ITSM Tools: Is What You Pay Linked To Value?

A little while back Martin Thompson at the ITSM Review wrote an interesting blog on the complexity of IT service management (ITSM) tool pricing:…I particularly liked his term "ouch-o-meter." It’s well worth a read.

It's something that has continued to puzzle me – what it would cost to buy AND implement an ITSM tool, PLUS any process or people-based change via professional services or third-party consultancy? Oops, I nearly forgot support and maintenance there too. To make matters worse, this is potentially an unknown and unbudgeted for cost that appears every 5-7years due to tool churn if us analyst types are to be believed (I have an outstanding action to include ITSM tool churn-related questions in a survey). But we need to park the churn issue for now and focus on cost or, more specifically, pricing models.

What did an ITSM tool cost in 2008? Or how long is a piece of string?

I cast my mind back to when I started as an industry analyst in 2008 and the complexity of not only which tools/applications, modules, or features needed to be costed-in but also the 30-50% "surcharge" for the professional services and 20-22% for support and maintenance. Then of course we needed to apply volume-based discounts and maybe something else based on the "customer-logo-appeal," the customer’s sourcing and vendor management strength/capabilities, and/or the sales person's need to hit quota at that point in time. I've probably oversimplified this too, feel free to educate me. 

Jumping forward to the Teenies* ...

Thankfully the SaaS delivery model and its subscription-based pricing has simplified this somewhat (a simpler rack rate price and no discrete support and maintenance charge). But this still leaves the complexity of knowing how best to buy the right volume of licenses or subscriptions from an investment optimization perspective.

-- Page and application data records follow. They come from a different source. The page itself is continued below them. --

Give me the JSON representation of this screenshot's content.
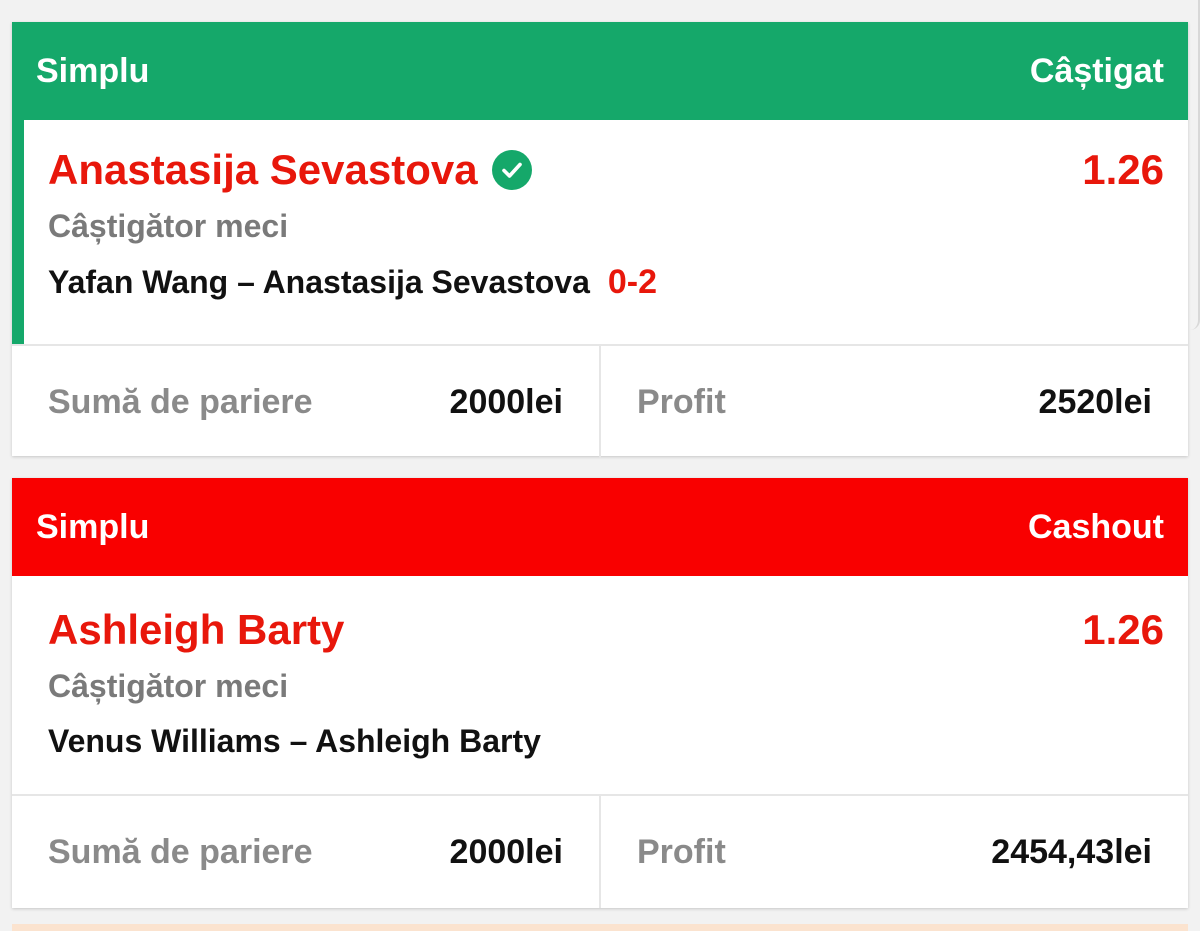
{
  "bets": [
    {
      "type_label": "Simplu",
      "status_label": "Câștigat",
      "header_color": "#15a86a",
      "selection": "Anastasija Sevastova",
      "selection_icon": "check-circle-icon",
      "odds": "1.26",
      "market": "Câștigător meci",
      "event": "Yafan Wang – Anastasija Sevastova",
      "score": "0-2",
      "stake_label": "Sumă de pariere",
      "stake_value": "2000lei",
      "profit_label": "Profit",
      "profit_value": "2520lei"
    },
    {
      "type_label": "Simplu",
      "status_label": "Cashout",
      "header_color": "#f90000",
      "selection": "Ashleigh Barty",
      "odds": "1.26",
      "market": "Câștigător meci",
      "event": "Venus Williams – Ashleigh Barty",
      "stake_label": "Sumă de pariere",
      "stake_value": "2000lei",
      "profit_label": "Profit",
      "profit_value": "2454,43lei"
    }
  ]
}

The ability to have concurrent user licensing/subscriptions is an obvious help, and so it's great to see some vendors also offer the concurrent option with the SaaS subscription model.

But we still aren't close enough to license/subscription optimization IMO. SaaS (or even on-premises software using subscription-based licensing) is viewed as a consumption-based licensing model but is it really? Unless you have the ability to truly flex what you pay for based on what you are actually using it isn't truly consumption-based. For example can you flex the number of subscriptions to allow for a two-month increase in demand in terms of users? Or are you still paying for SaaS subscriptions where the service is hardly used or not used at all?

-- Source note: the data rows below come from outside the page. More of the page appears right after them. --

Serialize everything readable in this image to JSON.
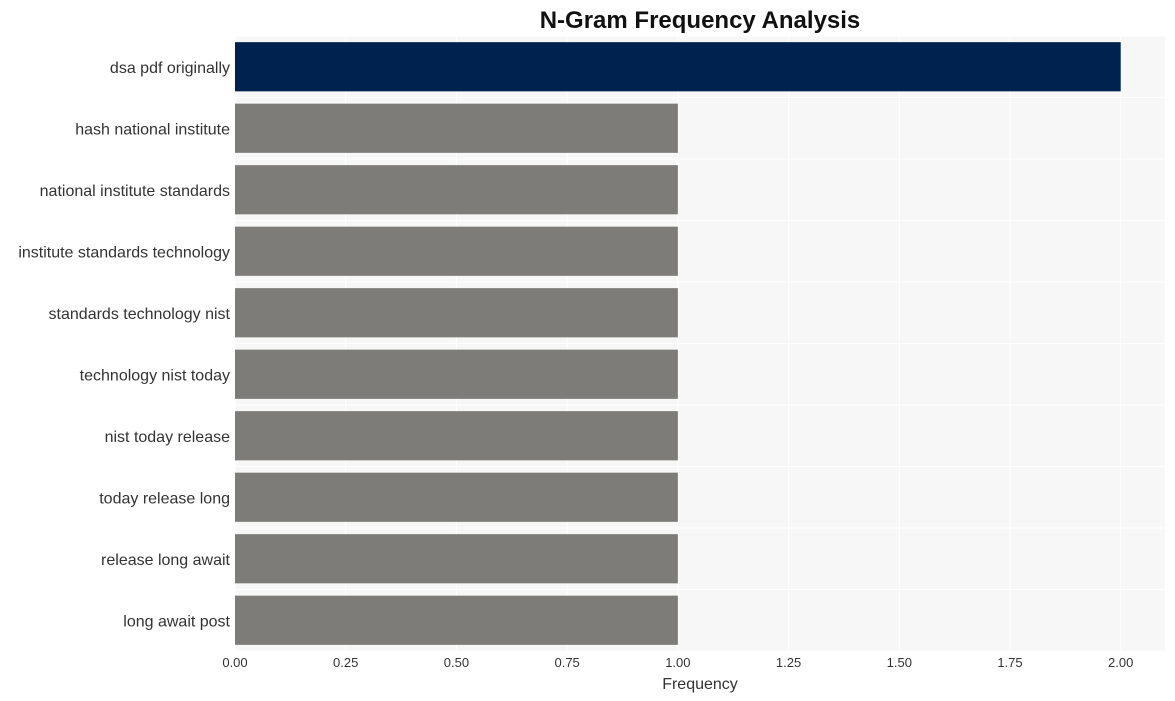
{
  "chart_data": {
    "type": "bar",
    "orientation": "horizontal",
    "title": "N-Gram Frequency Analysis",
    "xlabel": "Frequency",
    "ylabel": "",
    "categories": [
      "dsa pdf originally",
      "hash national institute",
      "national institute standards",
      "institute standards technology",
      "standards technology nist",
      "technology nist today",
      "nist today release",
      "today release long",
      "release long await",
      "long await post"
    ],
    "values": [
      2,
      1,
      1,
      1,
      1,
      1,
      1,
      1,
      1,
      1
    ],
    "highlight_index": 0,
    "colors": {
      "highlight": "#00224e",
      "default": "#7d7c78",
      "plot_bg": "#f7f7f7",
      "grid": "#ffffff"
    },
    "xlim": [
      0,
      2.1
    ],
    "xticks": [
      "0.00",
      "0.25",
      "0.50",
      "0.75",
      "1.00",
      "1.25",
      "1.50",
      "1.75",
      "2.00"
    ],
    "xtick_values": [
      0,
      0.25,
      0.5,
      0.75,
      1.0,
      1.25,
      1.5,
      1.75,
      2.0
    ],
    "grid": true,
    "legend": "none"
  }
}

Looking even further forward ...

For a few years now we've heard whispers of software/SaaS vendors charging customers for actual consumption of their software or services. “Pay-per-use” has been an oft-used term; such as paying per incident, problem, or change transaction for an ITSM offering. But while I’ve heard of service providers trying out such possibilities, I've yet to see it offered for ITSM-enabling software (SaaS or on-premise). Please let me know if your ITSM software/SaaS company can reeducate me here.

There is however an interesting compromise. OMNINET, a German provider of ITSM, stock and order management, project management, requirements management, and more, offers a technical solution to log the effective use of its IT process platform OMNITRACKER. This information is automatically sent from the customer environment to OMNINET’s central billing system every day which compares the effective use of the licenses against the customer’s perpetual concurrent user licenses.

Thus, the usage of an OMNITRACKER system is not limited to a static amount of fixed and/or concurrent user licenses anymore. As long as a customer only uses the number of his concurrent user licenses nothing  happens; if and when they “over-use” the system, a customer will pay on a per-minute base. So customers can stick to the licensing models they are used to and still have the opportunity to consume and pay for extra ITSM capabilities as and when they are needed. Importantly for me, it’s getting closer to being based on what is actually consumed rather than some estimation of what might be consumed sometime in the future.

Is pricing flexibility important?

I'm not saying that pricing flexibility is the top consideration when choosing software or a service (although please look at the figure below which may or may not surprise you), but in today's world of tighter IT budgets and ever-changing business environments some semblance of flexibility in software or service use and associated costs has to be a good thing.

Will we ever get pay-per-use software/service in ITSM?

It's hard to say as IMO both the buyer and seller are still unsure of the inherent risks: Will vendor revenues go up or down and conversely will the software/service cost the customer more or less? Can consumption figures be trusted? Will staff alter use patterns with the new pricing model, and will this be for the best at the business rather than IT level?

I could keep going on the possible concerns but I'd rather leave you with another thought. That is: “How does what you spend on your ITSM tool and the people and process envelope that operates around it add value to your business?” So business value rather value for money; this is probably one question too far for most IT organizations. But at some point the question will be asked.

I'd love to hear your thoughts and opinions.Especially if you have experience of similar pricing models (in ITSM tools or otherwise) that make it better for the paying customer. At the moment I view what OMNINET offers as somewhat unique in the ITSM space.

Note: * 2000-2009 were the Noughties, 2010-2019 are the Teenies, 2020-2029 the Twenties etc.